Financial foundations to pave way for more Wenger success
If you take a look at English football’s movers and shakers, almost all of them have one thing in common – masses of money to spend. It seems every club from Manchester United to Notts County is either in the hands of a rich foreign owner or in takeover talks with one. These people often bring short term success but very rarely concern themselves with long-term fortunes.
However, one club has decided not to follow this trend and while the fellow members of the ‘big four’ have all been taken over in recent years, Arsenal have so far resisted any approach. In addition they have also built a new stadium and remained a threat on the domestic and European stage. This has been achieved in large, due to their manager’s shrewd transfer policy and faith in youth.
“A team which averages 28 or 29 years old can maybe improve by 5% but a team averaging 22 years old can improve by 30%” Arsene Wenger told BBC Sport.
He added that Arsenal would only buy if: “we find better players than the ones we have already”.

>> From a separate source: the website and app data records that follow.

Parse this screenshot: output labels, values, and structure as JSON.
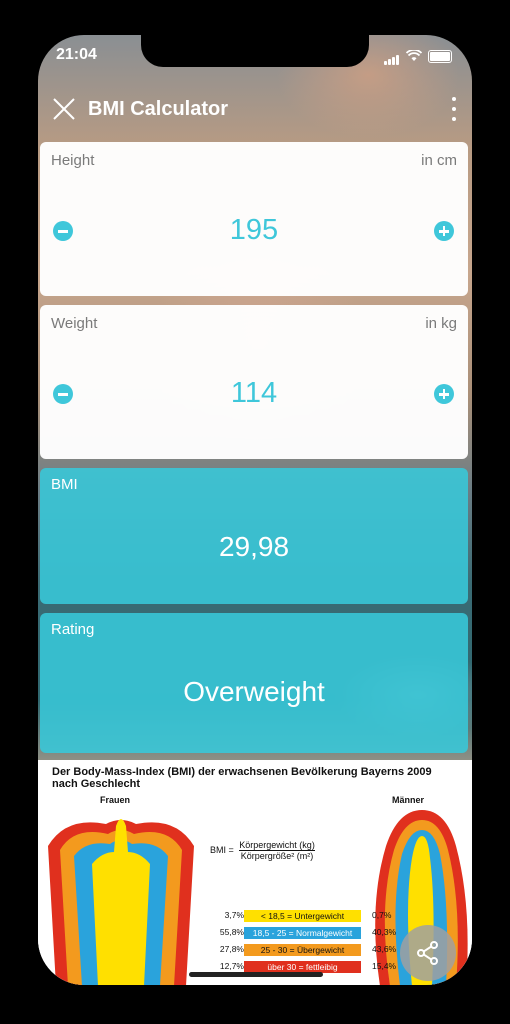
{
  "status": {
    "time": "21:04"
  },
  "app": {
    "title": "BMI Calculator"
  },
  "height": {
    "label": "Height",
    "unit": "in cm",
    "value": "195"
  },
  "weight": {
    "label": "Weight",
    "unit": "in kg",
    "value": "114"
  },
  "bmi": {
    "label": "BMI",
    "value": "29,98"
  },
  "rating": {
    "label": "Rating",
    "value": "Overweight"
  },
  "infographic": {
    "title": "Der Body-Mass-Index (BMI) der erwachsenen Bevölkerung Bayerns 2009 nach Geschlecht",
    "women_label": "Frauen",
    "men_label": "Männer",
    "formula_lhs": "BMI =",
    "formula_num": "Körpergewicht (kg)",
    "formula_den": "Körpergröße² (m²)",
    "rows": [
      {
        "women": "3,7%",
        "band": "< 18,5 = Untergewicht",
        "men": "0,7%"
      },
      {
        "women": "55,8%",
        "band": "18,5 - 25 = Normalgewicht",
        "men": "40,3%"
      },
      {
        "women": "27,8%",
        "band": "25 - 30 = Übergewicht",
        "men": "43,6%"
      },
      {
        "women": "12,7%",
        "band": "über 30 = fettleibig",
        "men": "15,4%"
      }
    ]
  },
  "colors": {
    "accent": "#3fc7da",
    "band_under": "#ffe000",
    "band_normal": "#2aa3dc",
    "band_over": "#f39a1e",
    "band_obese": "#e0301e"
  }
}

It seems a simple philosophy but one that nobody else in modern football seems to share. Though it may be tempting to splash the cash when it becomes available, there is often a better solution. Manchester City are a prime example, having forked out over £100million on strikers in the last 12 months. There is little doubt the City now have a better range of options but unless Mark Hughes is planning to play six up front, the chances of discontent, resulting in poor team morale are high.
There is little doubt that Arsenal have endured a difficult 12 months but with a number of big players returning from injury Wenger is feeling confident.
“I envisage only one order,” the 59 year old said.
“That is Arsenal finishing on top and all the rest can do what they want.”
With a net spend since 2004 of minus £25million, any such success would cement Wenger’s status as one of English football’s greatest ever managers. It may even make other clubs think twice about their financial dealings. Well, it’s unlikely, but you can but hope.